____ GIVEN DATA
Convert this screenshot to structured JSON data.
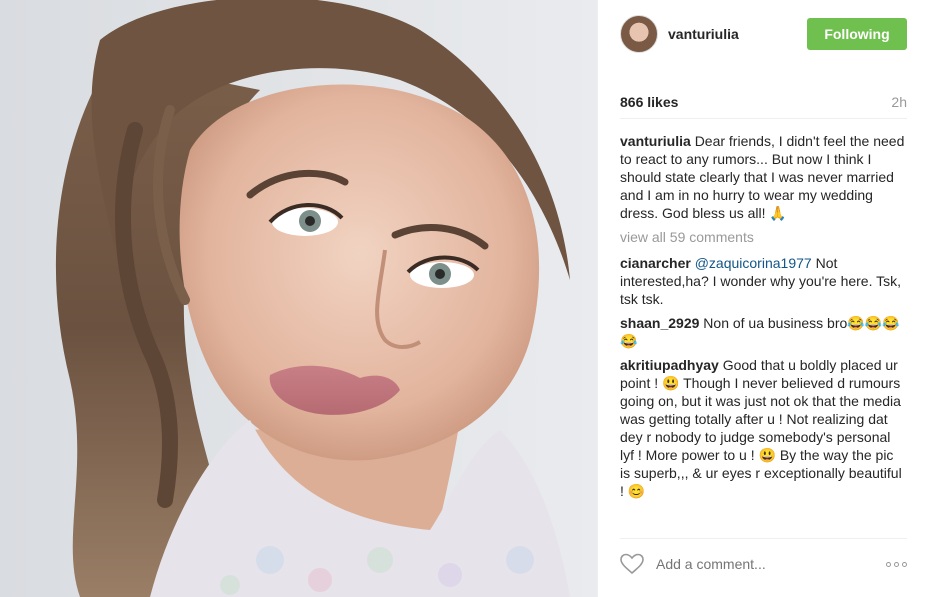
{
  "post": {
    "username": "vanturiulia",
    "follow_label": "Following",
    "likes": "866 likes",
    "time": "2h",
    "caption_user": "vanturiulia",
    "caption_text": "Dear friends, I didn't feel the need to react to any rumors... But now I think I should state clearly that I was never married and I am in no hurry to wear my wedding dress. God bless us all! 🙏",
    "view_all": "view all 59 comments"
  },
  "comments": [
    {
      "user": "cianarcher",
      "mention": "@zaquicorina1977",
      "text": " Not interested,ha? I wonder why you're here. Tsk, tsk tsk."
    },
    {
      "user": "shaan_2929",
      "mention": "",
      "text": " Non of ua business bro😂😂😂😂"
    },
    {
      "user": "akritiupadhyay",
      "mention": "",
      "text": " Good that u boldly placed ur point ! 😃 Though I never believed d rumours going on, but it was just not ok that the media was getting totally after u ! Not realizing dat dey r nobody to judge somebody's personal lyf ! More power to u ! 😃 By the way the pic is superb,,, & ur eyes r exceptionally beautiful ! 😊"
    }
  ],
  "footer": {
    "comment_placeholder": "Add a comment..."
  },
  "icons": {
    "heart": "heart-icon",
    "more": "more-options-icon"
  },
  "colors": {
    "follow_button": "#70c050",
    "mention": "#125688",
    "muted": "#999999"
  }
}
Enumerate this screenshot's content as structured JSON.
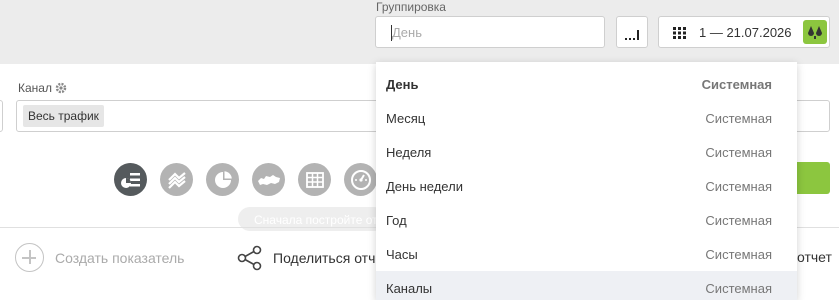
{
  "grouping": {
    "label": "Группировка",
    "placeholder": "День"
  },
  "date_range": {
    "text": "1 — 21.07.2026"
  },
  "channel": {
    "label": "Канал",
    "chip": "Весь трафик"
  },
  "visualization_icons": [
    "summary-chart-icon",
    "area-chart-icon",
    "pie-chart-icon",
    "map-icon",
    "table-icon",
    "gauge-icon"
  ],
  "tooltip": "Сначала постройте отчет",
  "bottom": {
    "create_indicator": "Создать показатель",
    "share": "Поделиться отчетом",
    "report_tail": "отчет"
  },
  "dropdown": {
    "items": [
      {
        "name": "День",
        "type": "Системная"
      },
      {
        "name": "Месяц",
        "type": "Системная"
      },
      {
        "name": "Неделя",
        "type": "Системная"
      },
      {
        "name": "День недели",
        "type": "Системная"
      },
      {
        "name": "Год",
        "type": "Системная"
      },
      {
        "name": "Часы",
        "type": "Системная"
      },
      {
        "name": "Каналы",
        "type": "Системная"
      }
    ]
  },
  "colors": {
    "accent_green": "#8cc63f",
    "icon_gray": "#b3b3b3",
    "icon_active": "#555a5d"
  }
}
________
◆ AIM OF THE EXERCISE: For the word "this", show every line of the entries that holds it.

◆ THE ANSWER:
Convert this screenshot to structured JSON data.
Enumerate this screenshot's content as structured JSON.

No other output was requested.